The 2013 Carnegie International (October 5, 2013–March 16, 2014) is an ambitious return for Carnegie Museum of Art’s signature survey series, the preeminent exhibition of new international art. And this edition has received excellent reviews. Roberta Smith called it “a welcome shock to the system” and Peter Schjeldahl praised it as being “strikingly thoughtful”.
The International presents new voices rooted in history, a sense of place and play. The exhibition is guided by a shared passion for the individual and the exceptional; for art that celebrates dissonance and beauty; and for artworks that stay in touch with the everyday.
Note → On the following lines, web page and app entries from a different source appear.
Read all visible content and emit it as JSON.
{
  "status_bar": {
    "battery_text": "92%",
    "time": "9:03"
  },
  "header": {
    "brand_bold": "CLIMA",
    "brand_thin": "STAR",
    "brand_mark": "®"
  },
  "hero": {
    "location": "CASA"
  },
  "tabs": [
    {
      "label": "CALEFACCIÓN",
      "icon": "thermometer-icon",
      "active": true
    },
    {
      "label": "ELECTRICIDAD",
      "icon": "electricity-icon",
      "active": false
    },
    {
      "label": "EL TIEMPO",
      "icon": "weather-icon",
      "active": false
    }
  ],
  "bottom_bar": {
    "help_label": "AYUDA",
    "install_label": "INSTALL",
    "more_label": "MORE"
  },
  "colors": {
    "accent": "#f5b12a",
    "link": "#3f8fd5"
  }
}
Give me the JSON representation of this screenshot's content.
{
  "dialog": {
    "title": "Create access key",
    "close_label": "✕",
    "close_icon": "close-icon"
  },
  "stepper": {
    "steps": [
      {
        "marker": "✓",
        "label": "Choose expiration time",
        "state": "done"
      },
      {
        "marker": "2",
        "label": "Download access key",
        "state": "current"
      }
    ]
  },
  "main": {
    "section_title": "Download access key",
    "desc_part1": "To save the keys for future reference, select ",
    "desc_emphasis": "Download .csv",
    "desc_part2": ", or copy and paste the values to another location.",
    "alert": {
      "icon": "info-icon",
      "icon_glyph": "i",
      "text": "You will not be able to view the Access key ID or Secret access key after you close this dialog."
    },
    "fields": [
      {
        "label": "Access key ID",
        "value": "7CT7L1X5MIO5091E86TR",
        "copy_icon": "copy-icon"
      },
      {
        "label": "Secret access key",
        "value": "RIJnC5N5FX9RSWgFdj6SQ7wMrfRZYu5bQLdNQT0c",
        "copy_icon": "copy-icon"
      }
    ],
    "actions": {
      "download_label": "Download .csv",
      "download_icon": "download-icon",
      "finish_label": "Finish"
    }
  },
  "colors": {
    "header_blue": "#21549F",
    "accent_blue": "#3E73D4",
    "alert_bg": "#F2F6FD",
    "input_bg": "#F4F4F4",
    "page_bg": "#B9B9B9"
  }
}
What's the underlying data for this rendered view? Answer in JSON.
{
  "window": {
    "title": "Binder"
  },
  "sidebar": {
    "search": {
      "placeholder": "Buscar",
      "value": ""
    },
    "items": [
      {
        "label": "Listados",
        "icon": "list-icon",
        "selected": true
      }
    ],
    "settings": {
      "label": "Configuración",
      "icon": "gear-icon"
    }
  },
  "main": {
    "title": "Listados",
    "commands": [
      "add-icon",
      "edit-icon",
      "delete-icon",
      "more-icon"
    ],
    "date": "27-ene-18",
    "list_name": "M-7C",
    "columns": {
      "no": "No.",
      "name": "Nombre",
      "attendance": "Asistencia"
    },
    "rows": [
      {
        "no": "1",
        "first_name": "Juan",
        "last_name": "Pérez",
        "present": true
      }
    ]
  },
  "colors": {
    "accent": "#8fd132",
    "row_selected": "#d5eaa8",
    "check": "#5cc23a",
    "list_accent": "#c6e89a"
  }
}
Co-curated by Daniel Baumann, Dan Byers, and Tina Kukielski, it is a conversation among four parts: a major exhibition of new international art, a playground, the museum’s collection, and an engagement with the city of Pittsburgh.
The surprise for me was Pierre Leguillon’s installation view of A Vivarium for George E. Ohr, a 2013 installation including 30 ceramics from the collection of Carolyn and Gene Hecht and one ceramic from the collection of Carnegie Museum of Art.
The title choice is interesting, for a vivarium is different to, say, a kunstkabinet. From the Latin,vivaria means a place for life, an area, usually enclosed, for keeping and raising animals or plants for observation or research. Leguillon became enamored of Ohr for a number of reasons, his work certainly, but also his eccentricity and penchant for self-promotion.